When a dog that is doing poorly comes to a veterinarian, it will be given a thorough physical examination. The vet will probably also take blood, urine and stool samples, to evaluate the dog’s overall health and to look for the presence of parasite eggs or larvae. Dogs with a heavy hookworm infection usually are anemic, which means that they have an abnormally low number of circulating red blood cells. This happens because hookworms feed on the dog’s blood. Infected dogs also are often iron-deficient as a result of blood loss.
Stool samples can be assessed through a process called “fecal floatation.” This is a fairly simple procedure that can be done at the local veterinary clinic. Basically, the veterinarian will mix a fresh fecal sample from the dog with a special solution, strain the mixture, put it into a test tube covered with a glass lid, spin it down in a centrifuge and then look at the material that sticks to the underside of the glass coverslip under a microscope. If the dog has internal parasites, the eggs or larvae usually can be identified using this method. However, the test probably should be repeated several times, just to make sure whether the dog is or is not infected.
Unfortunately, hookworm infections can be fatal, especially in newborn puppies. When one or more littermates die, it may be helpful to have necropsies performed, to determine the precise cause of death. A necropsy is the same thing as an autopsy on people.

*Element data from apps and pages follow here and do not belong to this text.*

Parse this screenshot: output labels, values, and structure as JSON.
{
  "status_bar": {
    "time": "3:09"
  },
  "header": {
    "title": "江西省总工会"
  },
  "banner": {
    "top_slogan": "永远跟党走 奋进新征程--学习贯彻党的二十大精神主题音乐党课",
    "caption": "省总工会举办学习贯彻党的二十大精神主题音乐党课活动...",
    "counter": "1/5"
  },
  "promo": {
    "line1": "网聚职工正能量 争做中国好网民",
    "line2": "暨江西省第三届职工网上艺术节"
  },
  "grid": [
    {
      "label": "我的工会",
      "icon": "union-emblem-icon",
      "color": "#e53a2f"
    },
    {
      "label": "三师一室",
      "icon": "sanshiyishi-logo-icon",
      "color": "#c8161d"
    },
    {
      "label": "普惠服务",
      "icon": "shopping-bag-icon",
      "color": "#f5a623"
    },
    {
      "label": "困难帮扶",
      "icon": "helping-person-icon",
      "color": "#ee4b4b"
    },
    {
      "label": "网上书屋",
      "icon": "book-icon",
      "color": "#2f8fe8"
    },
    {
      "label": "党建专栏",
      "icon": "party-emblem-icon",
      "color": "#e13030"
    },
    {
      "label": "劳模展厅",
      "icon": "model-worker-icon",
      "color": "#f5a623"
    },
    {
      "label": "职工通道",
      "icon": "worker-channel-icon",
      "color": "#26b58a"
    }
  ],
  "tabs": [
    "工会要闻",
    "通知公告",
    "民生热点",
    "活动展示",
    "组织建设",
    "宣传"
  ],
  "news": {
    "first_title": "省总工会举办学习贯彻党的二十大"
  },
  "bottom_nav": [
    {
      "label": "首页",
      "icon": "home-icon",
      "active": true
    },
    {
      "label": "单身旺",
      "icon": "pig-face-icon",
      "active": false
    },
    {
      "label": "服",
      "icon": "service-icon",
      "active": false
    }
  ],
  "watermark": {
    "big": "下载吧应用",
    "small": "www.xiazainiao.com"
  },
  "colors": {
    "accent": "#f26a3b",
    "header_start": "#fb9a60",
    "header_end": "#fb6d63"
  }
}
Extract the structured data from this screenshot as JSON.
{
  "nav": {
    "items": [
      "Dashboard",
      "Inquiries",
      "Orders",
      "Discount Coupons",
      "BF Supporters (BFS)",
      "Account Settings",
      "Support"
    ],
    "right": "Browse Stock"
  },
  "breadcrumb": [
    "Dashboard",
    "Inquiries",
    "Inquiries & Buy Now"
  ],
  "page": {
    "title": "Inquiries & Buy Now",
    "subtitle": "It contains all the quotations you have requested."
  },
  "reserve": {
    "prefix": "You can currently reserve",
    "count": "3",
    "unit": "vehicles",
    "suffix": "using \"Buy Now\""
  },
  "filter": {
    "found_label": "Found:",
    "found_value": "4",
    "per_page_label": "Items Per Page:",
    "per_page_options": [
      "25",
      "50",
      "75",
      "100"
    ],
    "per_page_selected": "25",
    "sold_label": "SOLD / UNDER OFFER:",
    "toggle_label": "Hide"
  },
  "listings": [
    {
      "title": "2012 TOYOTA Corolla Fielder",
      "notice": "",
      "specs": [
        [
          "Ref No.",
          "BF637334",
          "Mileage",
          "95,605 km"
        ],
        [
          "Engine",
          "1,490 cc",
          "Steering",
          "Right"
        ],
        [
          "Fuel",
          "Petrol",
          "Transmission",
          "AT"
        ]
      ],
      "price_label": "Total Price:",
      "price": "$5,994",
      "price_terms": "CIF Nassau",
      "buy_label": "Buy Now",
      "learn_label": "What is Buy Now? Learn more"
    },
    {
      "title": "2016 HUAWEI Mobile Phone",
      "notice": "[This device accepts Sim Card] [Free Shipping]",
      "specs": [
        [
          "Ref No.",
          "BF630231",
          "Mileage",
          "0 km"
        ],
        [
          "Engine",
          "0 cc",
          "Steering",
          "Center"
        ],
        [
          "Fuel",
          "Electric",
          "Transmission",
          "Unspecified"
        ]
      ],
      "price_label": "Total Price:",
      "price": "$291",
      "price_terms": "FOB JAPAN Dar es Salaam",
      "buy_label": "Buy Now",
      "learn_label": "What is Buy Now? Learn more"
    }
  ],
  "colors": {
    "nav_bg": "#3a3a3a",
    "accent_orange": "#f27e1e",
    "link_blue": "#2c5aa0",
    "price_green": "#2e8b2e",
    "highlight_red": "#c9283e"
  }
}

If hookworms are present, the lining of the dog’s small intestine will still have the worms attached to it. There will be bloody bite sites along the small intestinal mucosa, as well.